The WWW is the least expensive printing press and offers the seller an unlimited amount of space to describe and demonstrate the product range. Add to this the low rent compared to storefront, and it is clear that selling online means low cost of entry (Hoffman & Novak, 1996; Janal, 1997). Jäger and Winberg (1996) underline the cost-effectiveness of the WWW by claiming that the costs are independent of the number of people exposed to the message, as well as how much information that is to be presented. They compare the WWW to a printed catalogue, where the costs are very much depending on these factors. It is proposed that performing direct marketing through the Internet may be one-fourth less costly than through traditional channels. The great segmentation possibilities and the low cost for creating differentiated messages on the WWW are also mentioned. As a conclusion, Jäger and Winberg (1996) point out that the cost-effectiveness for presenting messages on the WWW is depending on whether the target group is on the Web. The success of the campaign in relation to the costs of executing it must also be considered in order to evaluate the cost-effectiveness. By marketing online, the company gains competitive advantages compared to companies who are not online. The Internet also reduces the issues of company size, since consumers only care that they find the product needed at the right price. (Janal, 1997; Sandén, 1998; Sheth & Sisodia, 1999)
2.2 The Online Product Offer
According to Brännback (1997), the focus in marketing automatically changes from physical to informational when uses the Internet. In the traditional marketplace, the idea of the product is physical or tangible and occasionally accompanied by intangible features or services. On the Web site, a picture or description of its features will replace the physical product, and thus, the product becomes informational rather than tangible.
Not all products are suitable for online marketing. Peterson, Balasubramanian & Bronnenberg (1997) categorize products and services along three dimensions that are relevant when discussing the product’s suitability for online marketing. The dimensions are: value proposition, degree of differentiation, and cost and frequency of purchase. Concerning the first dimension, goods can either be low-cost, frequently purchased goods, or high-cost, infrequently purchased goods.
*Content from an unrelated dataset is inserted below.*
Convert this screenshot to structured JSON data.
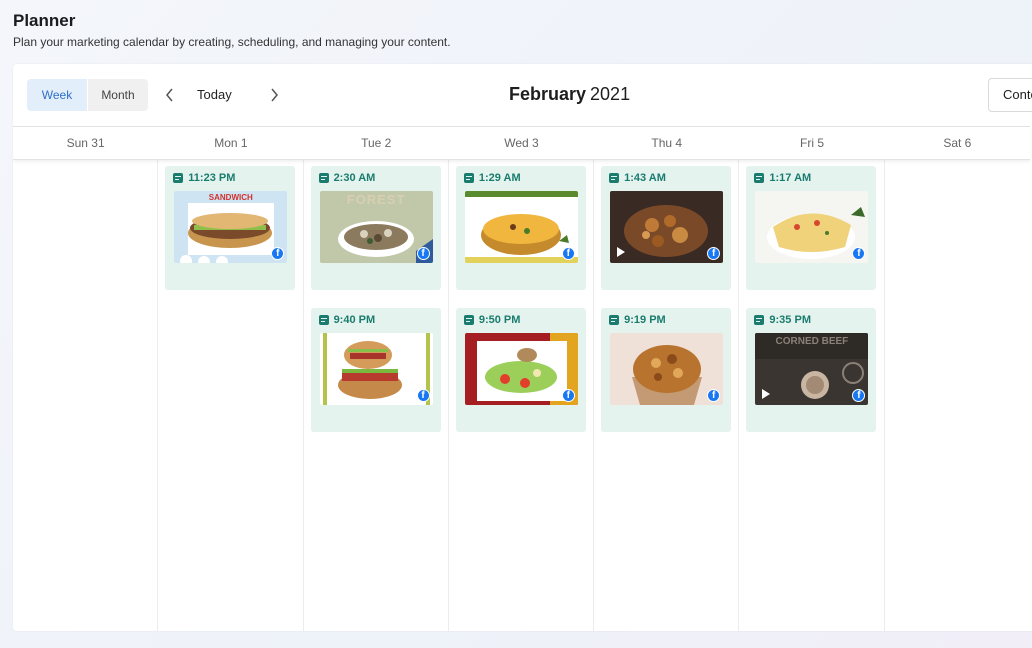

The product is more likely to fit internet-based marketing if it is infrequently purchased and expensive. Goods can be classified along the second dimension according to whether they are tangible and physical, or intangible and service related. Online marketing is particularly well suited for certain types of intangible or service related goods. The third dimension reflects to what extent the product is differentiable or not. The Internet is an effective segmentation tool when it comes to products or services that can be subject to differentiation. Peterson, Balasubramanian and Bronnenberg (1997) illustrate the product and service classification grid presented below. (Table 2.2)
Table 2.2: Product and Service Classification Grid
|Dimension 1||Dimension 2||Dimension 3||Examples of Products
|Low outlay, frequently